Retype each line of the material below word for word; pictures stay out.
##### Stored data #####
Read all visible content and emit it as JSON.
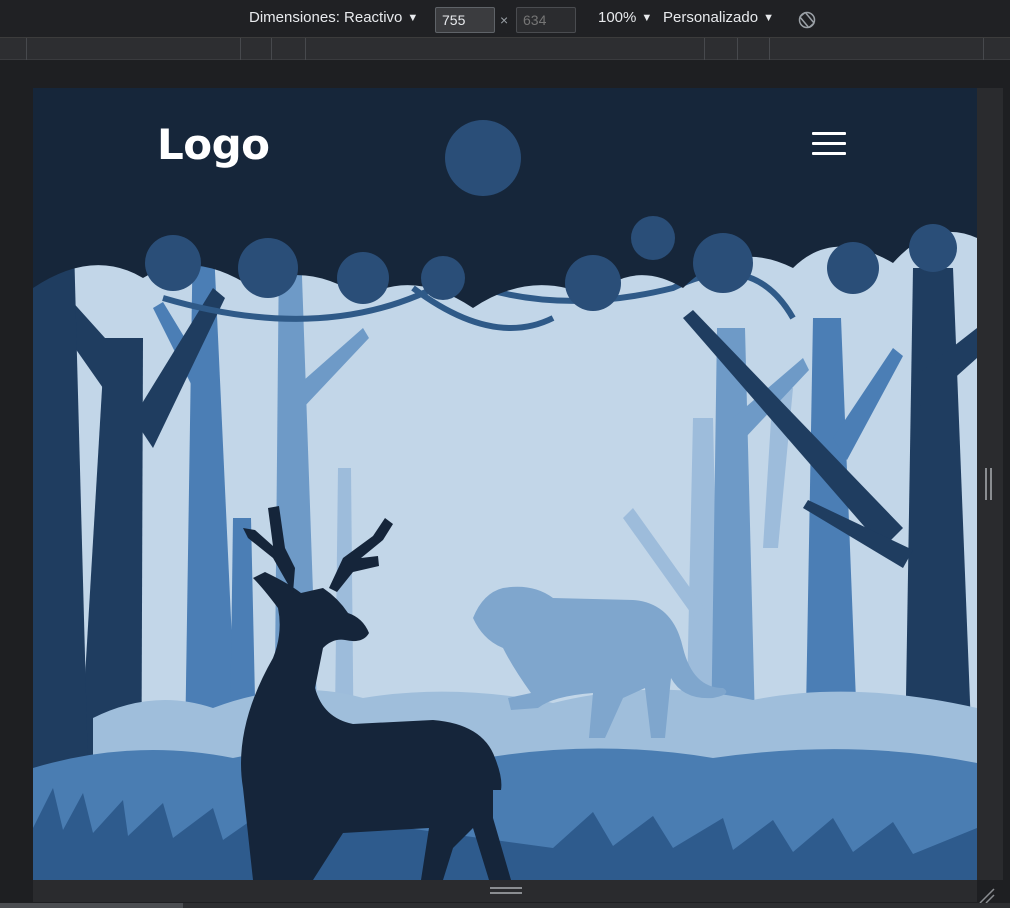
{
  "toolbar": {
    "dimensions_label": "Dimensiones: Reactivo",
    "width_value": "755",
    "height_placeholder": "634",
    "times_symbol": "×",
    "zoom_label": "100%",
    "throttle_label": "Personalizado",
    "caret": "▼",
    "rotate_icon": "rotate-icon"
  },
  "site": {
    "logo_text": "Logo",
    "menu_icon": "hamburger-menu-icon"
  },
  "colors": {
    "sky": "#c2d6e8",
    "canopy_dark": "#16263a",
    "tree_dark": "#1e3a5c",
    "tree_mid": "#3d6ea3",
    "tree_light": "#7fa8cf",
    "deer": "#15253a",
    "tiger": "#7fa6cd",
    "grass_front": "#2e5b8d"
  }
}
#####
[Solution to this problem]:
Read all visible content and emit it as JSON.
{
  "toolbar": {
    "dimensions_label": "Dimensiones: Reactivo",
    "width_value": "755",
    "height_placeholder": "634",
    "times_symbol": "×",
    "zoom_label": "100%",
    "throttle_label": "Personalizado",
    "caret": "▼",
    "rotate_icon": "rotate-icon"
  },
  "site": {
    "logo_text": "Logo",
    "menu_icon": "hamburger-menu-icon"
  },
  "colors": {
    "sky": "#c2d6e8",
    "canopy_dark": "#16263a",
    "tree_dark": "#1e3a5c",
    "tree_mid": "#3d6ea3",
    "tree_light": "#7fa8cf",
    "deer": "#15253a",
    "tiger": "#7fa6cd",
    "grass_front": "#2e5b8d"
  }
}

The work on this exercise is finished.